» **Data provided**
▶
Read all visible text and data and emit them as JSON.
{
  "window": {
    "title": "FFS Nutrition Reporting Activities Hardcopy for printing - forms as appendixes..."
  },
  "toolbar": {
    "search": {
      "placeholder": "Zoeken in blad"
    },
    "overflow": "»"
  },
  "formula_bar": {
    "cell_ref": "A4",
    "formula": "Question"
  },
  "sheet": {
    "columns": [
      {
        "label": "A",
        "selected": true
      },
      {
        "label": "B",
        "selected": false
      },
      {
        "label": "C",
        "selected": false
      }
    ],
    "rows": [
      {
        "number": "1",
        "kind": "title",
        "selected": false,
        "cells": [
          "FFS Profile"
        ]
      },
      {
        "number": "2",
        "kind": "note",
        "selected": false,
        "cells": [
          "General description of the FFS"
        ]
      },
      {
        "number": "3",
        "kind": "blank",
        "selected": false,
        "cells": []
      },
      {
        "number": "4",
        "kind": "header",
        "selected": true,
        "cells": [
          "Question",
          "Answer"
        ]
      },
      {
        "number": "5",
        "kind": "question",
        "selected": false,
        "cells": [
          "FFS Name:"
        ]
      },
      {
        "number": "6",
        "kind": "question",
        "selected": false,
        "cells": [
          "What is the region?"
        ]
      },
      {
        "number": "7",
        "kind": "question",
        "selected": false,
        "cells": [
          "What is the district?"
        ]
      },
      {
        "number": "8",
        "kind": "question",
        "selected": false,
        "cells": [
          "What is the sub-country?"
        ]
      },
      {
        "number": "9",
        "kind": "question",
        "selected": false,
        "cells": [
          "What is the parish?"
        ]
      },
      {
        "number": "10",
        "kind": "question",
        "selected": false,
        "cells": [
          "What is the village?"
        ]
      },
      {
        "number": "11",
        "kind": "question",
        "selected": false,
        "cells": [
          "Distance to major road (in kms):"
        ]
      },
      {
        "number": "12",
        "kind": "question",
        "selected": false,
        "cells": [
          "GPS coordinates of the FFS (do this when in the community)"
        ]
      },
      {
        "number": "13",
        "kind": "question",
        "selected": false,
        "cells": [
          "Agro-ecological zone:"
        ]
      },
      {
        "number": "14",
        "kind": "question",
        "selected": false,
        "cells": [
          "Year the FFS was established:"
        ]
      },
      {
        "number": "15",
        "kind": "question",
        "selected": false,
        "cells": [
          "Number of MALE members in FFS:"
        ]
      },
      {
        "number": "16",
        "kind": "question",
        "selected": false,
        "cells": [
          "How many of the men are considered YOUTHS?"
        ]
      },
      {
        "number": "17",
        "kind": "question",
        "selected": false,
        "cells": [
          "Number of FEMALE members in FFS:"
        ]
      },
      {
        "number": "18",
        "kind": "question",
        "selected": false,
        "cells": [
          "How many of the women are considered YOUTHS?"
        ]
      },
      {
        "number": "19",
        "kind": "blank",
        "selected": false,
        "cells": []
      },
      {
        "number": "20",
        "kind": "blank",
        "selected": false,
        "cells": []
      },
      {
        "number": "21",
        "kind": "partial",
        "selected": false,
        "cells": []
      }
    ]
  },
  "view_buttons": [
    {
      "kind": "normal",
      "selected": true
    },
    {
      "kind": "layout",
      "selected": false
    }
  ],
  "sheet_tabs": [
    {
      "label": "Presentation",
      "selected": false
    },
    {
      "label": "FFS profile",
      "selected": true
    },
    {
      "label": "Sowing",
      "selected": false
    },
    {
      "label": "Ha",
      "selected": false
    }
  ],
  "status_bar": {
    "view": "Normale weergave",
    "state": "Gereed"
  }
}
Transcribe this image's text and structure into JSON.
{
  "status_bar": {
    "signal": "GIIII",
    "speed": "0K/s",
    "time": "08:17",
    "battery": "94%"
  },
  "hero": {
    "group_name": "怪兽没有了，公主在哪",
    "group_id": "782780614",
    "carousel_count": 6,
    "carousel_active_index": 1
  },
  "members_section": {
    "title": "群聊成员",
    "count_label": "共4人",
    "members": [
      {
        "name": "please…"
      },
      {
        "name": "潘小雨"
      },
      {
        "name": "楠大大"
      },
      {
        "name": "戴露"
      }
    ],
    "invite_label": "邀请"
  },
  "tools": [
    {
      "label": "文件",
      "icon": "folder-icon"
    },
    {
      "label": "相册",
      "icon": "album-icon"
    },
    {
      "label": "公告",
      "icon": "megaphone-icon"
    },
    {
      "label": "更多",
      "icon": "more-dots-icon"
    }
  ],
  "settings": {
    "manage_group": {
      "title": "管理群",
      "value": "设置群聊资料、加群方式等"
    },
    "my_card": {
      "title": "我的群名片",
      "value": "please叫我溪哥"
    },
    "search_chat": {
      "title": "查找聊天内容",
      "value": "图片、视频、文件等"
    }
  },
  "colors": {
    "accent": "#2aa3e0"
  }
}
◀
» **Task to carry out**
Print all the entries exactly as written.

» **Your solution**
Read all visible text and data and emit them as JSON.
{
  "window": {
    "title": "FFS Nutrition Reporting Activities Hardcopy for printing - forms as appendixes..."
  },
  "toolbar": {
    "search": {
      "placeholder": "Zoeken in blad"
    },
    "overflow": "»"
  },
  "formula_bar": {
    "cell_ref": "A4",
    "formula": "Question"
  },
  "sheet": {
    "columns": [
      {
        "label": "A",
        "selected": true
      },
      {
        "label": "B",
        "selected": false
      },
      {
        "label": "C",
        "selected": false
      }
    ],
    "rows": [
      {
        "number": "1",
        "kind": "title",
        "selected": false,
        "cells": [
          "FFS Profile"
        ]
      },
      {
        "number": "2",
        "kind": "note",
        "selected": false,
        "cells": [
          "General description of the FFS"
        ]
      },
      {
        "number": "3",
        "kind": "blank",
        "selected": false,
        "cells": []
      },
      {
        "number": "4",
        "kind": "header",
        "selected": true,
        "cells": [
          "Question",
          "Answer"
        ]
      },
      {
        "number": "5",
        "kind": "question",
        "selected": false,
        "cells": [
          "FFS Name:"
        ]
      },
      {
        "number": "6",
        "kind": "question",
        "selected": false,
        "cells": [
          "What is the region?"
        ]
      },
      {
        "number": "7",
        "kind": "question",
        "selected": false,
        "cells": [
          "What is the district?"
        ]
      },
      {
        "number": "8",
        "kind": "question",
        "selected": false,
        "cells": [
          "What is the sub-country?"
        ]
      },
      {
        "number": "9",
        "kind": "question",
        "selected": false,
        "cells": [
          "What is the parish?"
        ]
      },
      {
        "number": "10",
        "kind": "question",
        "selected": false,
        "cells": [
          "What is the village?"
        ]
      },
      {
        "number": "11",
        "kind": "question",
        "selected": false,
        "cells": [
          "Distance to major road (in kms):"
        ]
      },
      {
        "number": "12",
        "kind": "question",
        "selected": false,
        "cells": [
          "GPS coordinates of the FFS (do this when in the community)"
        ]
      },
      {
        "number": "13",
        "kind": "question",
        "selected": false,
        "cells": [
          "Agro-ecological zone:"
        ]
      },
      {
        "number": "14",
        "kind": "question",
        "selected": false,
        "cells": [
          "Year the FFS was established:"
        ]
      },
      {
        "number": "15",
        "kind": "question",
        "selected": false,
        "cells": [
          "Number of MALE members in FFS:"
        ]
      },
      {
        "number": "16",
        "kind": "question",
        "selected": false,
        "cells": [
          "How many of the men are considered YOUTHS?"
        ]
      },
      {
        "number": "17",
        "kind": "question",
        "selected": false,
        "cells": [
          "Number of FEMALE members in FFS:"
        ]
      },
      {
        "number": "18",
        "kind": "question",
        "selected": false,
        "cells": [
          "How many of the women are considered YOUTHS?"
        ]
      },
      {
        "number": "19",
        "kind": "blank",
        "selected": false,
        "cells": []
      },
      {
        "number": "20",
        "kind": "blank",
        "selected": false,
        "cells": []
      },
      {
        "number": "21",
        "kind": "partial",
        "selected": false,
        "cells": []
      }
    ]
  },
  "view_buttons": [
    {
      "kind": "normal",
      "selected": true
    },
    {
      "kind": "layout",
      "selected": false
    }
  ],
  "sheet_tabs": [
    {
      "label": "Presentation",
      "selected": false
    },
    {
      "label": "FFS profile",
      "selected": true
    },
    {
      "label": "Sowing",
      "selected": false
    },
    {
      "label": "Ha",
      "selected": false
    }
  ],
  "status_bar": {
    "view": "Normale weergave",
    "state": "Gereed"
  }
}
Transcribe this image's text and structure into JSON.
{
  "status_bar": {
    "signal": "GIIII",
    "speed": "0K/s",
    "time": "08:17",
    "battery": "94%"
  },
  "hero": {
    "group_name": "怪兽没有了，公主在哪",
    "group_id": "782780614",
    "carousel_count": 6,
    "carousel_active_index": 1
  },
  "members_section": {
    "title": "群聊成员",
    "count_label": "共4人",
    "members": [
      {
        "name": "please…"
      },
      {
        "name": "潘小雨"
      },
      {
        "name": "楠大大"
      },
      {
        "name": "戴露"
      }
    ],
    "invite_label": "邀请"
  },
  "tools": [
    {
      "label": "文件",
      "icon": "folder-icon"
    },
    {
      "label": "相册",
      "icon": "album-icon"
    },
    {
      "label": "公告",
      "icon": "megaphone-icon"
    },
    {
      "label": "更多",
      "icon": "more-dots-icon"
    }
  ],
  "settings": {
    "manage_group": {
      "title": "管理群",
      "value": "设置群聊资料、加群方式等"
    },
    "my_card": {
      "title": "我的群名片",
      "value": "please叫我溪哥"
    },
    "search_chat": {
      "title": "查找聊天内容",
      "value": "图片、视频、文件等"
    }
  },
  "colors": {
    "accent": "#2aa3e0"
  }
}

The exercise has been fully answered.